After a decisive round of voting, Nate Clements captured the majority over the other cornerback candidates and became our first starting cornerback for the Buffalo Bills playoff drought All-Stars. We need at least one more starting cornerback for this group, so today we’ll vote from the remaining candidates.
Remember that we’ll be voting separately on a kick returner for our roster, so you only need to consider the defensive merits of these players.
Winfield was a first-round pick by the Bills in 1999, a former All-American at Ohio State. Despite only measuring at five-foot-eight and 180 pounds, Winfield would become one of the greatest run defenders to ever play cornerback. He played for the Bills through the 2003 season, and during the drought era he started 56 games in Buffalo.
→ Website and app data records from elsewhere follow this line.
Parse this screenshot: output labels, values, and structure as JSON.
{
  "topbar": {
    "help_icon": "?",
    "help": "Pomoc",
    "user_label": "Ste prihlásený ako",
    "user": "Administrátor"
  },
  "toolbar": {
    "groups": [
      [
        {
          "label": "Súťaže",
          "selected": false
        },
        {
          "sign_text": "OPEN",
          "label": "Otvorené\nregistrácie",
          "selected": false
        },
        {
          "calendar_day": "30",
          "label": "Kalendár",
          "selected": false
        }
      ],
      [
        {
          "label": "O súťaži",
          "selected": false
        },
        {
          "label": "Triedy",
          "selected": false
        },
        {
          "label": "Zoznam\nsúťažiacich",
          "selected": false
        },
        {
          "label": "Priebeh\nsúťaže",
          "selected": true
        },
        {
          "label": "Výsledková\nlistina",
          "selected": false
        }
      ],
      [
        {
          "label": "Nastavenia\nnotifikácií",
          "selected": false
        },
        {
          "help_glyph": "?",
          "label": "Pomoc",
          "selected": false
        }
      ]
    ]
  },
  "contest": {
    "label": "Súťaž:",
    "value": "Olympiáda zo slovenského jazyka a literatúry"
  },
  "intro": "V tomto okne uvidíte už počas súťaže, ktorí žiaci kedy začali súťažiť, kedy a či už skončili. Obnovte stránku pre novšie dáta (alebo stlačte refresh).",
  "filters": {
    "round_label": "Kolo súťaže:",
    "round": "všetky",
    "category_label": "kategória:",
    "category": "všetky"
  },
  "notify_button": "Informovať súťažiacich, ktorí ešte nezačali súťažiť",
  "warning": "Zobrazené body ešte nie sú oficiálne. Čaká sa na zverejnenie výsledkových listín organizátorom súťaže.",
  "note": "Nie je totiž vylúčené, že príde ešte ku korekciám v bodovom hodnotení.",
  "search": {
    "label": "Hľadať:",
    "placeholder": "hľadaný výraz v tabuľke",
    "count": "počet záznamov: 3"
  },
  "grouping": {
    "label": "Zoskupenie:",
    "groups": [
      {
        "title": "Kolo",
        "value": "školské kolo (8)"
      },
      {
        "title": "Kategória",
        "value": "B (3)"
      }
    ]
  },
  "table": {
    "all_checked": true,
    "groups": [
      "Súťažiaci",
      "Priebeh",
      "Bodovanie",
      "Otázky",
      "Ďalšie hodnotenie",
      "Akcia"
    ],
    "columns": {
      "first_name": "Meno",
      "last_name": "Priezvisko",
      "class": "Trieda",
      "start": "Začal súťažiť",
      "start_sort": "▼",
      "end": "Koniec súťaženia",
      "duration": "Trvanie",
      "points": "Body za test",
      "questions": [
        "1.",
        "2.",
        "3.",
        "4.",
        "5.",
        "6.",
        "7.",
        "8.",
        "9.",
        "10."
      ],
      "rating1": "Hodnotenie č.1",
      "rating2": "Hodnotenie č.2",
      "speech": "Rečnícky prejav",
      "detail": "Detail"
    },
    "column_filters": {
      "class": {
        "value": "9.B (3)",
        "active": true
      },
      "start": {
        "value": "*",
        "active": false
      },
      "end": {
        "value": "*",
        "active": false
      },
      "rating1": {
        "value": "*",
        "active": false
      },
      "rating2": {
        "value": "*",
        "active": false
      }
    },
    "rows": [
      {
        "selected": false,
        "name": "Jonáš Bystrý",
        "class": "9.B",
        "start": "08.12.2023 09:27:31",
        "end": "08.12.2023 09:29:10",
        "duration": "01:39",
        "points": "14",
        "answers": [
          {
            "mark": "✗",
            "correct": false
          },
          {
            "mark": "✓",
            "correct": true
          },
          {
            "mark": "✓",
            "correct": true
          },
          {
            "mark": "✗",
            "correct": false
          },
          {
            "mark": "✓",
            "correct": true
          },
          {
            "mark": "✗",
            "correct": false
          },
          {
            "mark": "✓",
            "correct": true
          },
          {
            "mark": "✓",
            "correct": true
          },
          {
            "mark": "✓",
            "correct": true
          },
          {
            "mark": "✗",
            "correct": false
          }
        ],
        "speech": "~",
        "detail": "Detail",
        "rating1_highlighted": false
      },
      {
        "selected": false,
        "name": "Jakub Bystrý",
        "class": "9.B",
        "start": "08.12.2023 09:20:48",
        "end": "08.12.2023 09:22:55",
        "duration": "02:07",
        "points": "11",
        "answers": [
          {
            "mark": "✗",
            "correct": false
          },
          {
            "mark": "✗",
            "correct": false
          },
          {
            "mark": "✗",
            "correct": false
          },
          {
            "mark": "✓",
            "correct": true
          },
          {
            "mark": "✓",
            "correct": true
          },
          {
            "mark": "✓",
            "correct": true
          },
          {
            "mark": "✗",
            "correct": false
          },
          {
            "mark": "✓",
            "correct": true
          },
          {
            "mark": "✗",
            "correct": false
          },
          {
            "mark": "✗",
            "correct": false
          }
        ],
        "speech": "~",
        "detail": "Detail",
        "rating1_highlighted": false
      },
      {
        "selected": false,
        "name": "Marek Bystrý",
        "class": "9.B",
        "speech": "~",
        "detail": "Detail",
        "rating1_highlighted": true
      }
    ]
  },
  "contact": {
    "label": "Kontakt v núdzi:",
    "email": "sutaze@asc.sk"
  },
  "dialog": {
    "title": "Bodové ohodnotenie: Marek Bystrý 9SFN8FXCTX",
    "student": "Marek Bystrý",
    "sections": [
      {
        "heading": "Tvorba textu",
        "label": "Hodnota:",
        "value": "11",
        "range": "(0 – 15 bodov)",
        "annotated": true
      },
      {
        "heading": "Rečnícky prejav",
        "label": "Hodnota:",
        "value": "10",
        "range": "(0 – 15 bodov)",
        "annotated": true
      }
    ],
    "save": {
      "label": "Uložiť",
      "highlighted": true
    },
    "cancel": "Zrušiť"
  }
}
Winfield intercepted four passes and defended 30 during that span, but also demonstrated outstanding tackling prowess. He set his career high with 107 combined tackles in 2003. The Bills and Winfield parted ways in free agency after that season, and he played the remainder of his career for the Vikings.
The Bills drafted McGee in the fourth round of the 2003 draft, but his talent stood out from the beginning. He intercepted two passes and forced a fumble as a part-time player in his rookie season. From there, McGee developed into a starting cornerback as well as Buffalo’s starting kick returner. McGee played in 122 games, all for the Bills, and started 90. Another outstanding playmaker, he holds the franchise record for passes defended (99), and he also logged 17 interceptions. For a five-season stretch, McGee was an excellent starter. In the later part of his career, McGee struggled to stay healthy, and he only started nine games over his final three seasons.
The Bills had seen great success earlier in the decade by spending first round picks on cornerbacks, and they went back to the well in 2008 with the speedy McKelvin. A great athlete but a raw defender, McKelvin’s career was a series of ups and downs. He showed promise as a backup in his rookie year, with a two-interception game in a win against Kansas City, but a terrible decision to return a kickoff late in the 2009 season opener led to a Patriots comeback win over the Bills.
During his career, McKelvin had a reputation as a player who could handle the first 90 percent of the play effectively, but couldn’t effectively stop passes at the catch point. That led him to be yanked in and out of the starting lineup over the course of his career. He did log 13 career interceptions for the Bills, and defended 65 passes.
McKelvin played eight years in Buffalo, with 98 game appearances and 60 starts. The Bills released him in 2016, and he played one more year with the Philadelphia Eagles.
The Bills added one more first round cornerback in 2012, selecting Gilmore out of South Carolina. He became an immediate starter for Buffalo, but the story with Gilmore was always one of unrealized potential. His athletic talents were apparent on the field, but he didn’t develop into a top-tier cornerback in five years with the team. Gilmore did make the Pro Bowl in 2016, and he had a season worthy of recognition in 2015 when he defended 18 passes and intercepted three. Gilmore started 66 games for the Bills, with 14 interceptions and 62 passes defended. He signed a major deal with the Patriots as a free agent in 2017.
Drayton Florence and Jabari Greer were both removed from the poll this time around because of a lack of votes in the first go-round. So choose from the four names listed above! The runner-up from this poll is still available for a flex position on our defensive roster. Next time, we have to resolve a runoff at strong safety.
Who was the second-best cornerback of the Buffalo Bills playoff drought?
This poll is closed